Manual controls are ideal for helping you avoid setting the ISO too high, but are only an option if you’re shooting static subjects; it’s not possible to shoot moving objects or people with a slow shutter speed.
In these instances increasing the ISO is unavoidable if you’re to get a sharp image. Here, the benefits from Lollipop are less clear. RAW is not a magic bullet that can solve every problem, and the higher the ISO goes the more the laws of physics take over.
The tiny sensors that are installed in smartphones will always be limited in lowlight conditions simply because they are not large enough to capture much light. The more you increase the ISO, the more noise is added to the image.
Jpegs try to get around this by adding blanket noise reduction to the shot. This cleans it up but also, as we’ve seen, wipes out anyone detail that was captured. You can manually remove noise from a RAW image in Lightroom or Photoshop, but this will always come at the expense of detail. Finding the right balance is a judgement everyone makes on their own.
Often this judgement will depend on the intended use for the image.
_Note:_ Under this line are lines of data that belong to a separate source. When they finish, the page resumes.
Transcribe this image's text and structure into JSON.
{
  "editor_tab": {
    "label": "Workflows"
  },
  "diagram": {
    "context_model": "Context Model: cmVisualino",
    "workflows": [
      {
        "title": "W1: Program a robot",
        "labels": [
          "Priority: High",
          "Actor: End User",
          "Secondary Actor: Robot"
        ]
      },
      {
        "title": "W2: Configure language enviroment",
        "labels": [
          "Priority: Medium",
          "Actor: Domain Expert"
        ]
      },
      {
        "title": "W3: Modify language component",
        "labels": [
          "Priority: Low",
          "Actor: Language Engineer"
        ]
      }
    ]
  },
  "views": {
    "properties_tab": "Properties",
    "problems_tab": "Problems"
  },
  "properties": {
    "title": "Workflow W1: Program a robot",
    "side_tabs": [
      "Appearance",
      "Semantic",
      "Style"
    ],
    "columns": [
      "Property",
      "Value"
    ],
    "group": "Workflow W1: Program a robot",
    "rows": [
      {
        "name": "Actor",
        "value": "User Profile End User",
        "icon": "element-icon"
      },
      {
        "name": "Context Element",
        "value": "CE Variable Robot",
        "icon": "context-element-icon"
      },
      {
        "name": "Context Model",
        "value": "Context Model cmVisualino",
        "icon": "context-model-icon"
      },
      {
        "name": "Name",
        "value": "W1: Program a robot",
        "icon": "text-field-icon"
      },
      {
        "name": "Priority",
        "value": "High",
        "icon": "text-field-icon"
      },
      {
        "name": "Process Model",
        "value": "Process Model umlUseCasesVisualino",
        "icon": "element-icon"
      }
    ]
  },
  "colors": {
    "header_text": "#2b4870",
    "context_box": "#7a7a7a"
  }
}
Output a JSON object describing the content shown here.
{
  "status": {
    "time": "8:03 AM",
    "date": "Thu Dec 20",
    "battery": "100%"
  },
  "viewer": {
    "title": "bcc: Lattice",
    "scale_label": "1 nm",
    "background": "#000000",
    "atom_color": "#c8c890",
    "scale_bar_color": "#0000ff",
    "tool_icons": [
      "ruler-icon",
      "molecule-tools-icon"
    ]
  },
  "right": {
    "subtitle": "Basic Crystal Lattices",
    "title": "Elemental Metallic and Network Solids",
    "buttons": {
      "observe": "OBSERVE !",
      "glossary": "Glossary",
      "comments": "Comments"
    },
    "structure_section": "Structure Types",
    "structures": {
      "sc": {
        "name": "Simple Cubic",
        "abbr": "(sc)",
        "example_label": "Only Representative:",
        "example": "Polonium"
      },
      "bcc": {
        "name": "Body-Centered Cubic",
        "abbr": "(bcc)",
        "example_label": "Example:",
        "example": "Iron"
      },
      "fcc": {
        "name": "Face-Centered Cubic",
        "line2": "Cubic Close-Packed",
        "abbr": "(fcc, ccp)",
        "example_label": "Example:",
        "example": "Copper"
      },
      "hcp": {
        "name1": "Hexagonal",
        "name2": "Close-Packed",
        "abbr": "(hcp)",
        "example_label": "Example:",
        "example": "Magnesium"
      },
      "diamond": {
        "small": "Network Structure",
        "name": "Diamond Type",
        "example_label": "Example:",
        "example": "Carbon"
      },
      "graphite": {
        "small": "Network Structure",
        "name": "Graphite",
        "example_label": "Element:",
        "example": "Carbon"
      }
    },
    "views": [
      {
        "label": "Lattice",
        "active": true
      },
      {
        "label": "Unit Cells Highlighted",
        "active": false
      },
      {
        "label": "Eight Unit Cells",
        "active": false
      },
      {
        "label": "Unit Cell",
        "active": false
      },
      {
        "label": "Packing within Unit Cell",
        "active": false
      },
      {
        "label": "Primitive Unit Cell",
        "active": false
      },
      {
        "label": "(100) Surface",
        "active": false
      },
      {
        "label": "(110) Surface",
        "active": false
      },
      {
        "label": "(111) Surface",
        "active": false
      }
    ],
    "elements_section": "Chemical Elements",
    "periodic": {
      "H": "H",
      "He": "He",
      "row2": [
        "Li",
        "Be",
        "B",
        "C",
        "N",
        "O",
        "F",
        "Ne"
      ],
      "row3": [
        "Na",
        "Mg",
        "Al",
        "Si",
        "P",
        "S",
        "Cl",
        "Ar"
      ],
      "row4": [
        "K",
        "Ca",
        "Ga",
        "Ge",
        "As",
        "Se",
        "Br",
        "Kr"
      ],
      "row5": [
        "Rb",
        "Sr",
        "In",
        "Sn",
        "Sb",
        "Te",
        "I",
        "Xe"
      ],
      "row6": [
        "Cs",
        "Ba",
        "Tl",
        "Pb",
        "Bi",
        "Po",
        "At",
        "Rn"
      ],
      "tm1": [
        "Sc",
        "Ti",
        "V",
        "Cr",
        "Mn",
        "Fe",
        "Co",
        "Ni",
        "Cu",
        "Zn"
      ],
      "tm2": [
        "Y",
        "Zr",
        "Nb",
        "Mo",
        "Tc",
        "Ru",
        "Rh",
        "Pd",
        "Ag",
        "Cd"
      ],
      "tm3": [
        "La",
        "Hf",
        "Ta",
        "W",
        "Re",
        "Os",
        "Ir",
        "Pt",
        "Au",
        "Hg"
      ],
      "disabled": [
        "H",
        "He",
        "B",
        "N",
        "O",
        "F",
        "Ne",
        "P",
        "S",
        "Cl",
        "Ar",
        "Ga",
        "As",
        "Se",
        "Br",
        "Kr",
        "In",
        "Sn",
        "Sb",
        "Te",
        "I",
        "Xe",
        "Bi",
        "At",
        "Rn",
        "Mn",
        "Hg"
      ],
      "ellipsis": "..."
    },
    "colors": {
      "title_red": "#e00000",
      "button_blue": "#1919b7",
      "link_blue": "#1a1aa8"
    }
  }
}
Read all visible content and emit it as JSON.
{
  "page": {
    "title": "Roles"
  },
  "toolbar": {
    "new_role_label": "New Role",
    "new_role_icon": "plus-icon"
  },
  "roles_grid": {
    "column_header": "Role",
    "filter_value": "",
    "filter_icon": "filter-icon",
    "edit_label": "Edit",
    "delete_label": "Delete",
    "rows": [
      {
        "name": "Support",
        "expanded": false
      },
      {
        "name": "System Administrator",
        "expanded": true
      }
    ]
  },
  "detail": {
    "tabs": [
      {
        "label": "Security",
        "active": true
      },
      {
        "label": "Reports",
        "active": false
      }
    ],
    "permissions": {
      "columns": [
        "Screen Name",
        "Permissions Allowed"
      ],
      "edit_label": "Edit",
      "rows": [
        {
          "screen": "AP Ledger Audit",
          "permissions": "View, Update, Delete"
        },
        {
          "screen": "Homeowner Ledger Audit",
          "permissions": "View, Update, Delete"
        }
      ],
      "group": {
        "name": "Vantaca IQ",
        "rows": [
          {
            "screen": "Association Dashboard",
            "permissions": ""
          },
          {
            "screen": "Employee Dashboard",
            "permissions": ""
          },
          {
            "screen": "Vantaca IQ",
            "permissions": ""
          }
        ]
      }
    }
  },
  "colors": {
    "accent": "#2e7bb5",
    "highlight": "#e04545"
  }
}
Below is a shot taken at ISO 1600. At small size it looks fine, and would be acceptable for sharing on social media.
Zoomed in to 100% reveals plenty of noise in the image. The left side of the image is untouched, and the right has some noise reduction applied, but we wouldn’t want to use the image at any large size.
The Nexus 5 can shoot up to ISO 10000, although in L Camera it would always cause the camera to crash and require a reboot before it was able to process the Jpeg. Here’s what an unprocessed RAW shot at ISO 10000 on a Nexus 5 looks like.
High ISO performance does vary significantly depending on the camera sensor the smartphone is using. We’d expect better results from better cameras, but we suspect the days of high ISO shooting in smartphones are still a way off.
It’s very early days for Lollipop and the new camera APIs, and at the time of writing there are no camera apps on the Play Store that take advantage of it.
But the benefits are clear. Even on existing hardware you’ll be able to produce images with more detail and wider dynamic range, and also utilise slower shutter speeds for lowlight photography.
You’ll still bump up against the laws of physics for extreme conditions, but there’s little doubt that every smartphone that employs the new camera features in Lollipop will get a significant upgrade; while in future smartphone cameras and camera apps will designed from the ground up with these considerations in mind.
We’re about to enter an exciting new era for Androidography.